Data about app and page elements
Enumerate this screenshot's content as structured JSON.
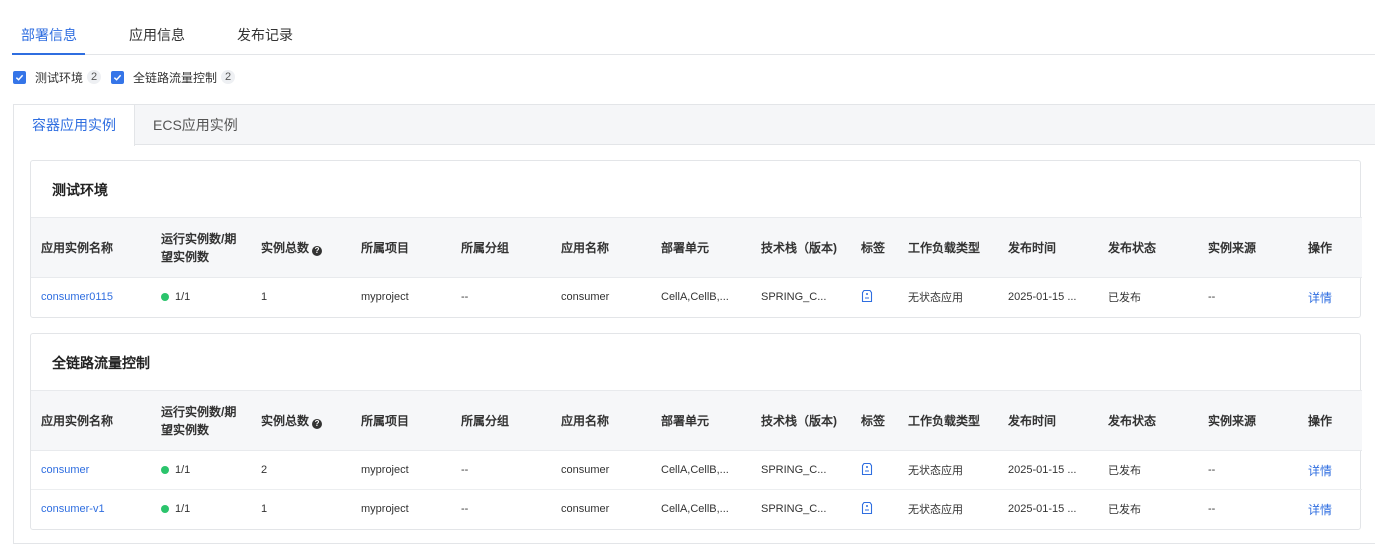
{
  "top_tabs": [
    {
      "label": "部署信息"
    },
    {
      "label": "应用信息"
    },
    {
      "label": "发布记录"
    }
  ],
  "filters": [
    {
      "label": "测试环境",
      "count": "2",
      "checked": true
    },
    {
      "label": "全链路流量控制",
      "count": "2",
      "checked": true
    }
  ],
  "inner_tabs": [
    {
      "label": "容器应用实例"
    },
    {
      "label": "ECS应用实例"
    }
  ],
  "columns": [
    "应用实例名称",
    "运行实例数/期望实例数",
    "实例总数",
    "所属项目",
    "所属分组",
    "应用名称",
    "部署单元",
    "技术栈（版本)",
    "标签",
    "工作负载类型",
    "发布时间",
    "发布状态",
    "实例来源",
    "操作"
  ],
  "panels": [
    {
      "title": "测试环境",
      "rows": [
        {
          "name": "consumer0115",
          "running": "1/1",
          "total": "1",
          "project": "myproject",
          "group": "--",
          "app": "consumer",
          "unit": "CellA,CellB,...",
          "stack": "SPRING_C...",
          "workload": "无状态应用",
          "time": "2025-01-15 ...",
          "status": "已发布",
          "source": "--",
          "op": "详情"
        }
      ]
    },
    {
      "title": "全链路流量控制",
      "rows": [
        {
          "name": "consumer",
          "running": "1/1",
          "total": "2",
          "project": "myproject",
          "group": "--",
          "app": "consumer",
          "unit": "CellA,CellB,...",
          "stack": "SPRING_C...",
          "workload": "无状态应用",
          "time": "2025-01-15 ...",
          "status": "已发布",
          "source": "--",
          "op": "详情"
        },
        {
          "name": "consumer-v1",
          "running": "1/1",
          "total": "1",
          "project": "myproject",
          "group": "--",
          "app": "consumer",
          "unit": "CellA,CellB,...",
          "stack": "SPRING_C...",
          "workload": "无状态应用",
          "time": "2025-01-15 ...",
          "status": "已发布",
          "source": "--",
          "op": "详情"
        }
      ]
    }
  ],
  "colors": {
    "accent": "#2f6ee0",
    "running_dot": "#2bc46c"
  }
}
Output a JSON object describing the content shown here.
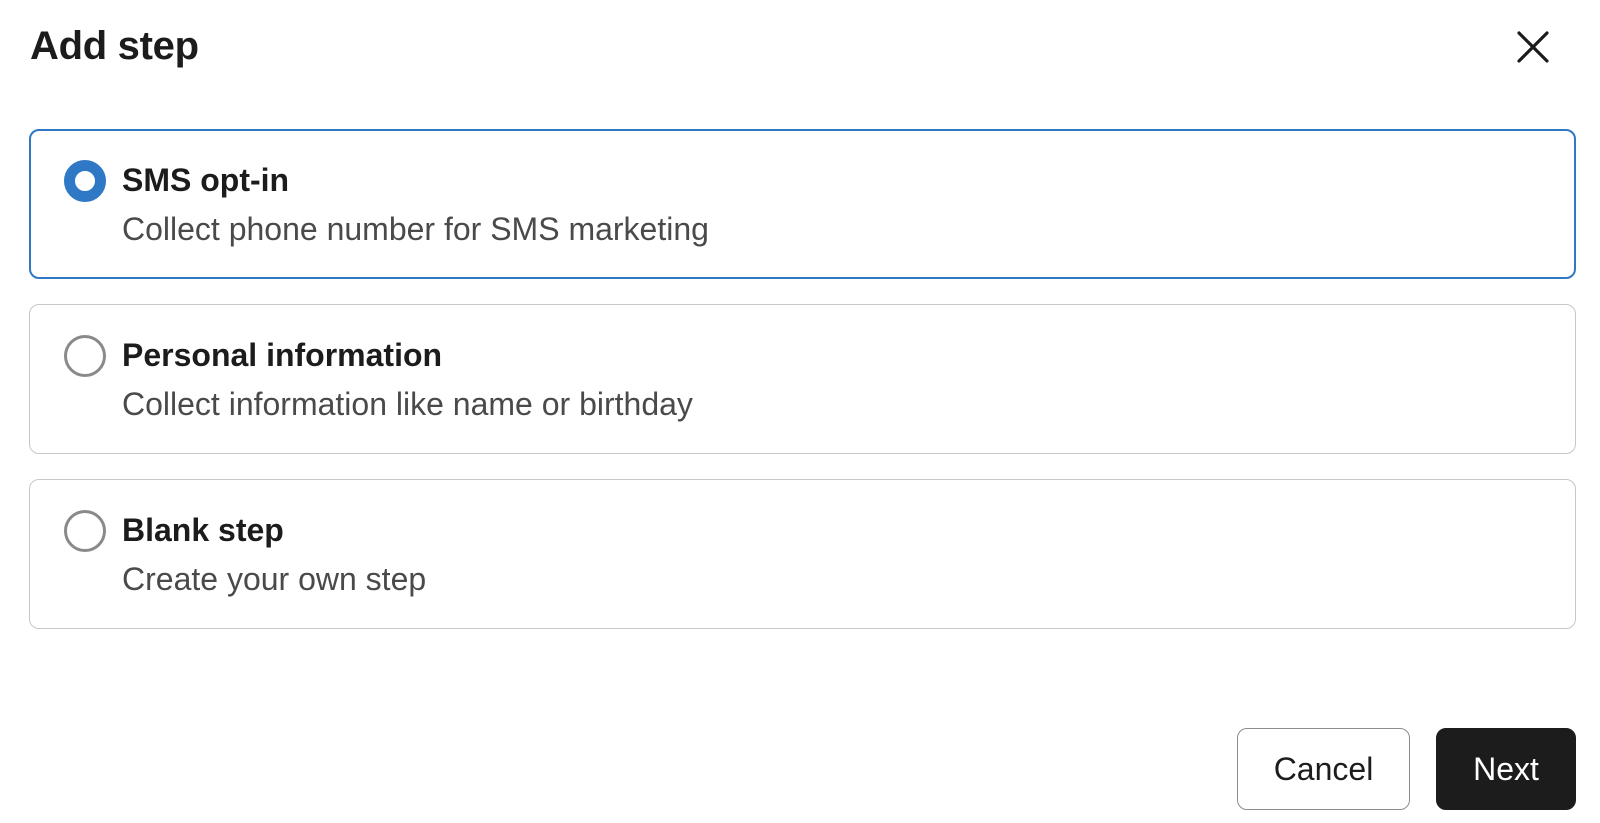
{
  "dialog": {
    "title": "Add step",
    "close_icon": "close-icon"
  },
  "options": [
    {
      "label": "SMS opt-in",
      "description": "Collect phone number for SMS marketing",
      "selected": true
    },
    {
      "label": "Personal information",
      "description": "Collect information like name or birthday",
      "selected": false
    },
    {
      "label": "Blank step",
      "description": "Create your own step",
      "selected": false
    }
  ],
  "footer": {
    "cancel_label": "Cancel",
    "next_label": "Next"
  },
  "colors": {
    "accent": "#2f78c6",
    "primary_button": "#1c1c1c",
    "border": "#c7c7c7"
  }
}
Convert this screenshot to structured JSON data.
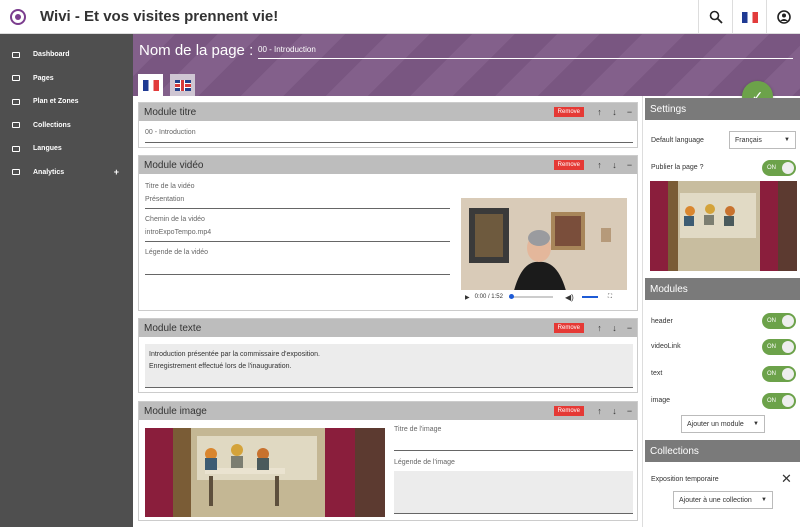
{
  "app": {
    "title": "Wivi - Et vos visites prennent vie!"
  },
  "topbar": {
    "search_icon": "search-icon",
    "language_flag": "fr-flag-icon",
    "account_icon": "account-icon"
  },
  "sidebar": {
    "items": [
      {
        "label": "Dashboard",
        "icon": "dashboard-icon"
      },
      {
        "label": "Pages",
        "icon": "pages-icon"
      },
      {
        "label": "Plan et Zones",
        "icon": "map-icon"
      },
      {
        "label": "Collections",
        "icon": "list-icon"
      },
      {
        "label": "Langues",
        "icon": "translate-icon"
      },
      {
        "label": "Analytics",
        "icon": "analytics-icon",
        "expand": "+"
      }
    ]
  },
  "page": {
    "name_label": "Nom de la page :",
    "name_value": "00 - Introduction",
    "tabs": [
      "fr",
      "en"
    ]
  },
  "modules": [
    {
      "title": "Module titre",
      "remove": "Remove",
      "value": "00 - Introduction"
    },
    {
      "title": "Module vidéo",
      "remove": "Remove",
      "title_label": "Titre de la vidéo",
      "title_value": "Présentation",
      "path_label": "Chemin de la vidéo",
      "path_value": "introExpoTempo.mp4",
      "caption_label": "Légende de la vidéo",
      "caption_value": "",
      "player_time": "0:00 / 1:52"
    },
    {
      "title": "Module texte",
      "remove": "Remove",
      "text_line1": "Introduction présentée par la commissaire d'exposition.",
      "text_line2": "Enregistrement effectué lors de l'inauguration."
    },
    {
      "title": "Module image",
      "remove": "Remove",
      "image_title_label": "Titre de l'image",
      "image_caption_label": "Légende de l'image"
    }
  ],
  "settings": {
    "title": "Settings",
    "default_language_label": "Default language",
    "default_language_value": "Français",
    "publish_label": "Publier la page ?",
    "publish_value": "ON"
  },
  "modules_panel": {
    "title": "Modules",
    "items": [
      {
        "label": "header",
        "toggle": "ON"
      },
      {
        "label": "videoLink",
        "toggle": "ON"
      },
      {
        "label": "text",
        "toggle": "ON"
      },
      {
        "label": "image",
        "toggle": "ON"
      }
    ],
    "add_button": "Ajouter un module"
  },
  "collections_panel": {
    "title": "Collections",
    "item": "Exposition temporaire",
    "add_button": "Ajouter à une collection"
  },
  "colors": {
    "header_purple": "#7e5a86",
    "sidebar": "#4f4f4f",
    "accent_green": "#6ca24a",
    "remove_red": "#e53935"
  }
}
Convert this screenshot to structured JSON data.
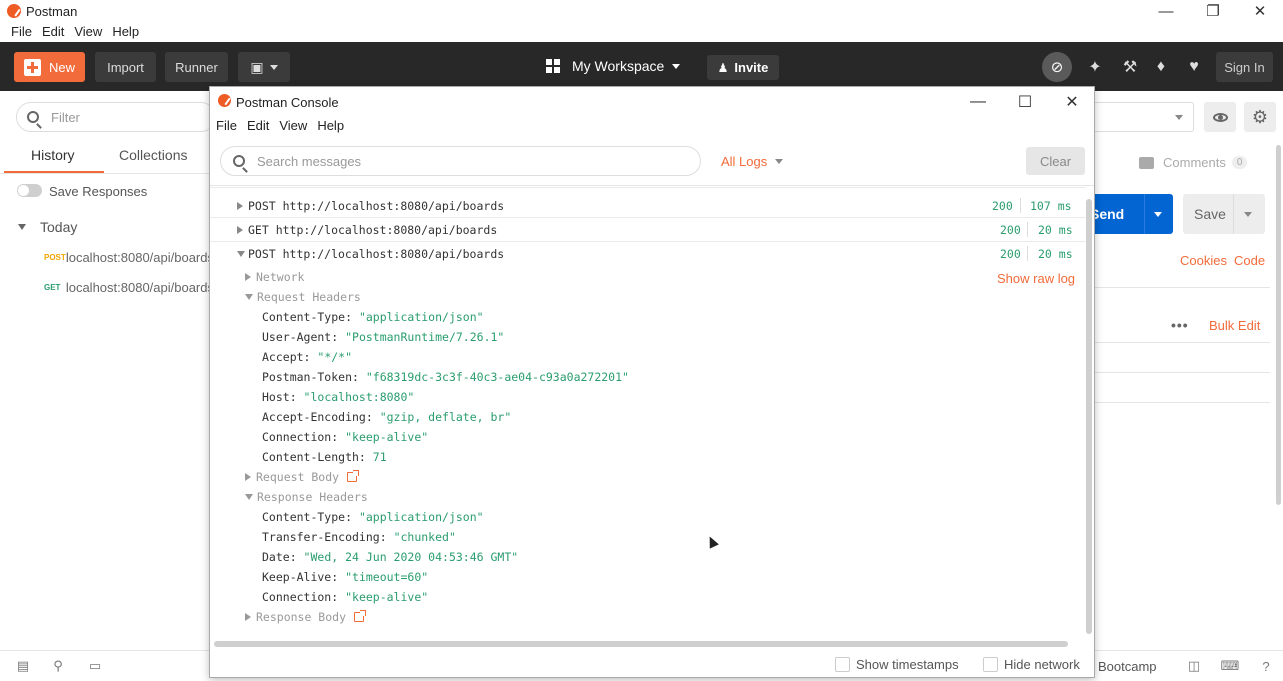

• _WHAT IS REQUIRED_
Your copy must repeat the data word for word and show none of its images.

• _YOUR RESPONSE_
Enumerate this screenshot's content as structured JSON.
{
  "top_tabs": [
    {
      "label": "部署信息"
    },
    {
      "label": "应用信息"
    },
    {
      "label": "发布记录"
    }
  ],
  "filters": [
    {
      "label": "测试环境",
      "count": "2",
      "checked": true
    },
    {
      "label": "全链路流量控制",
      "count": "2",
      "checked": true
    }
  ],
  "inner_tabs": [
    {
      "label": "容器应用实例"
    },
    {
      "label": "ECS应用实例"
    }
  ],
  "columns": [
    "应用实例名称",
    "运行实例数/期望实例数",
    "实例总数",
    "所属项目",
    "所属分组",
    "应用名称",
    "部署单元",
    "技术栈（版本)",
    "标签",
    "工作负载类型",
    "发布时间",
    "发布状态",
    "实例来源",
    "操作"
  ],
  "panels": [
    {
      "title": "测试环境",
      "rows": [
        {
          "name": "consumer0115",
          "running": "1/1",
          "total": "1",
          "project": "myproject",
          "group": "--",
          "app": "consumer",
          "unit": "CellA,CellB,...",
          "stack": "SPRING_C...",
          "workload": "无状态应用",
          "time": "2025-01-15 ...",
          "status": "已发布",
          "source": "--",
          "op": "详情"
        }
      ]
    },
    {
      "title": "全链路流量控制",
      "rows": [
        {
          "name": "consumer",
          "running": "1/1",
          "total": "2",
          "project": "myproject",
          "group": "--",
          "app": "consumer",
          "unit": "CellA,CellB,...",
          "stack": "SPRING_C...",
          "workload": "无状态应用",
          "time": "2025-01-15 ...",
          "status": "已发布",
          "source": "--",
          "op": "详情"
        },
        {
          "name": "consumer-v1",
          "running": "1/1",
          "total": "1",
          "project": "myproject",
          "group": "--",
          "app": "consumer",
          "unit": "CellA,CellB,...",
          "stack": "SPRING_C...",
          "workload": "无状态应用",
          "time": "2025-01-15 ...",
          "status": "已发布",
          "source": "--",
          "op": "详情"
        }
      ]
    }
  ],
  "colors": {
    "accent": "#2f6ee0",
    "running_dot": "#2bc46c"
  }
}
Output a JSON object describing the content shown here.
{
  "dialog": {
    "title": "Add step",
    "close_icon": "close-icon"
  },
  "options": [
    {
      "label": "SMS opt-in",
      "description": "Collect phone number for SMS marketing",
      "selected": true
    },
    {
      "label": "Personal information",
      "description": "Collect information like name or birthday",
      "selected": false
    },
    {
      "label": "Blank step",
      "description": "Create your own step",
      "selected": false
    }
  ],
  "footer": {
    "cancel_label": "Cancel",
    "next_label": "Next"
  },
  "colors": {
    "accent": "#2f78c6",
    "primary_button": "#1c1c1c",
    "border": "#c7c7c7"
  }
}
Convert this screenshot to structured JSON data.
{
  "app": {
    "title": "Wivi - Et vos visites prennent vie!"
  },
  "topbar": {
    "search_icon": "search-icon",
    "language_flag": "fr-flag-icon",
    "account_icon": "account-icon"
  },
  "sidebar": {
    "items": [
      {
        "label": "Dashboard",
        "icon": "dashboard-icon"
      },
      {
        "label": "Pages",
        "icon": "pages-icon"
      },
      {
        "label": "Plan et Zones",
        "icon": "map-icon"
      },
      {
        "label": "Collections",
        "icon": "list-icon"
      },
      {
        "label": "Langues",
        "icon": "translate-icon"
      },
      {
        "label": "Analytics",
        "icon": "analytics-icon",
        "expand": "+"
      }
    ]
  },
  "page": {
    "name_label": "Nom de la page :",
    "name_value": "00 - Introduction",
    "tabs": [
      "fr",
      "en"
    ]
  },
  "modules": [
    {
      "title": "Module titre",
      "remove": "Remove",
      "value": "00 - Introduction"
    },
    {
      "title": "Module vidéo",
      "remove": "Remove",
      "title_label": "Titre de la vidéo",
      "title_value": "Présentation",
      "path_label": "Chemin de la vidéo",
      "path_value": "introExpoTempo.mp4",
      "caption_label": "Légende de la vidéo",
      "caption_value": "",
      "player_time": "0:00 / 1:52"
    },
    {
      "title": "Module texte",
      "remove": "Remove",
      "text_line1": "Introduction présentée par la commissaire d'exposition.",
      "text_line2": "Enregistrement effectué lors de l'inauguration."
    },
    {
      "title": "Module image",
      "remove": "Remove",
      "image_title_label": "Titre de l'image",
      "image_caption_label": "Légende de l'image"
    }
  ],
  "settings": {
    "title": "Settings",
    "default_language_label": "Default language",
    "default_language_value": "Français",
    "publish_label": "Publier la page ?",
    "publish_value": "ON"
  },
  "modules_panel": {
    "title": "Modules",
    "items": [
      {
        "label": "header",
        "toggle": "ON"
      },
      {
        "label": "videoLink",
        "toggle": "ON"
      },
      {
        "label": "text",
        "toggle": "ON"
      },
      {
        "label": "image",
        "toggle": "ON"
      }
    ],
    "add_button": "Ajouter un module"
  },
  "collections_panel": {
    "title": "Collections",
    "item": "Exposition temporaire",
    "add_button": "Ajouter à une collection"
  },
  "colors": {
    "header_purple": "#7e5a86",
    "sidebar": "#4f4f4f",
    "accent_green": "#6ca24a",
    "remove_red": "#e53935"
  }
}
Convert this screenshot to structured JSON data.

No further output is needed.